By now, most workers realize that paid sick leave is a valuable workplace benefit that is no longer guaranteed by many employers.
Reducing or eliminating sick-leave allotments has become increasingly common as employers over the past few years have evaluated all benefit programs for cost-savings.
Now comes the counterintuitive news that eliminating paid-sick leave may not be in the best interests of employers. A study conducted by the Centers for Disease Control and Prevention shows that workers who have the ability to take paid sick time are less likely to be injured on the job than people who don’t receive paid sick leave.
The study reports that employees with access to paid sick leave have a 28 percent lowered risk of workplace injury than people without it.
Clearly, the risk of workplace injury varies by job type. For health care workers, not having paid sick leave resulted in an 18 percent higher risk of workplace injury. Construction workers – who have some of the highest injury rates – had a 21 percent higher risk of injury when they didn’t have paid sick time.
Additionally, if sick or stressed workers are not able to take time off from work, they may be a greater risk for workplace-related injuries, according to the study. Previous studies have reported that sleep deprivation, fatigue, and certain medications may contribute to work injuries.
And, the added factor of a struggling economy means that some workers are reluctant to take time off for their illnesses if they have no paid leave. Employers report that paid sick-leave policies increases payroll expenses by 1.5 percent.
“Many workers may feel pressured to work while they are sick, out of fear of losing their income,” says study researcher Abay Asfaw. “If fewer people work while they are sick, this could lead to safer operations and fewer injuries in the workplace.”

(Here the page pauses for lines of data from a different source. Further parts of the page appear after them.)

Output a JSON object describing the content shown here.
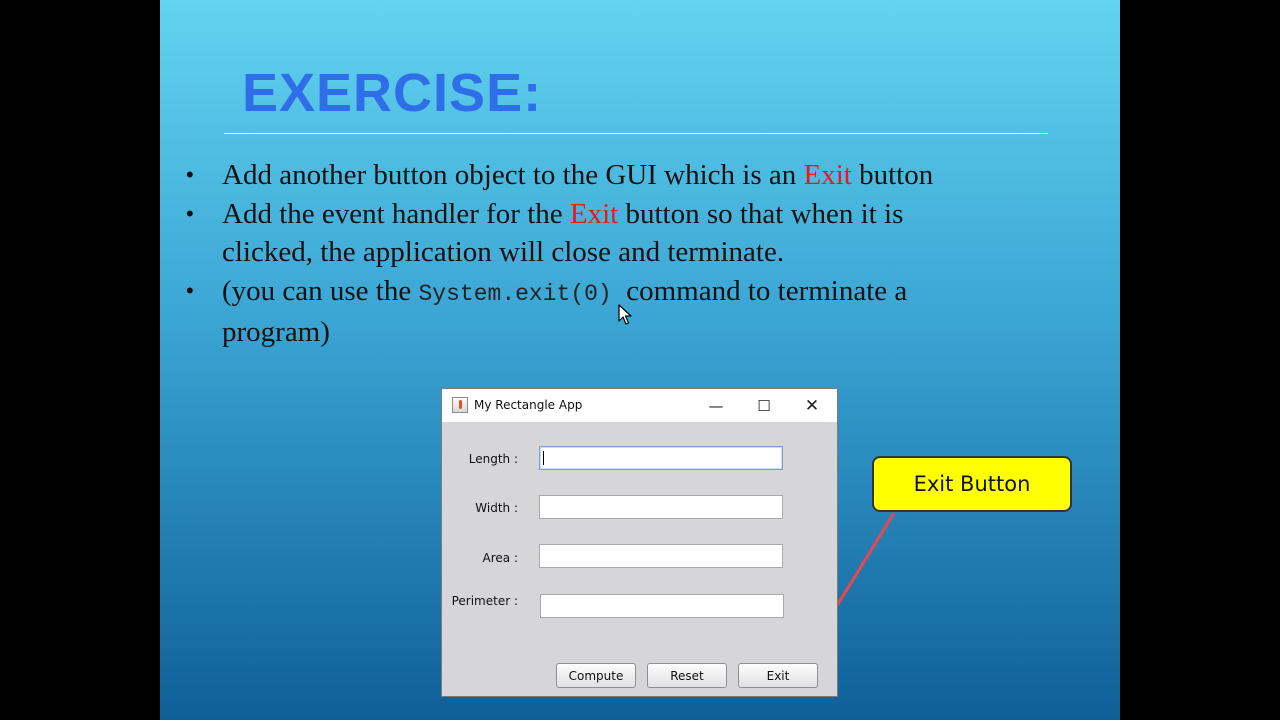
{
  "slide": {
    "title": "EXERCISE:",
    "bullets": [
      {
        "before": "Add another button object to the GUI which is an ",
        "highlight": "Exit",
        "after": " button"
      },
      {
        "before": "Add the event handler for the ",
        "highlight": "Exit",
        "after": " button so that when it is",
        "line2": "clicked, the application will close and terminate."
      },
      {
        "before": "(you can use the ",
        "code": "System.exit(0)",
        "after": "  command to terminate a",
        "line2": "program)"
      }
    ],
    "bullet_glyph": "•"
  },
  "window": {
    "title": "My Rectangle App",
    "controls": {
      "minimize": "—",
      "maximize": "☐",
      "close": "✕"
    },
    "fields": [
      {
        "label": "Length :",
        "value": ""
      },
      {
        "label": "Width :",
        "value": ""
      },
      {
        "label": "Area :",
        "value": ""
      },
      {
        "label": "Perimeter :",
        "value": ""
      }
    ],
    "buttons": {
      "compute": "Compute",
      "reset": "Reset",
      "exit": "Exit"
    }
  },
  "callout": {
    "text": "Exit Button",
    "fill": "#ffff00"
  },
  "colors": {
    "accent_title": "#2f6ee8",
    "highlight_red": "#e8191c",
    "arrow": "#e8474f"
  },
  "icons": {
    "app": "java-cup-icon",
    "cursor": "mouse-pointer-icon"
  }
}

It is estimated that more than 40 million American workers currently do not enjoy paid sick leave.
New York City is considering an ordinance that would require employers with five or more employees to provide paid sick leave. It would join municipalities such as San Francisco and Washington, D.C., along with the state of Connecticut, that require employers to offer paid leave. They report that the leave policy has resulted in lower turnover, higher productivity and morale, and reduced job loss for workers.
John Howard, who heads up the CDC’s National Institute for Occupational Safety and Health, says the study shows how work and private lives are intertwined.
“This concept of total worker health, which involves creating an environment of well-being both at home and at work, is an important aspect of the American economy, as we depend on able and productive workers,” Howard says.
The CDC study shines a light on the previously underappreciated benefits of paid sick leave. But know that a clear economic benefit for employers has been spelled out by the reduced risk of workplace injuries, employers may welcome paid sick time as a benefit for both themselves and their workers.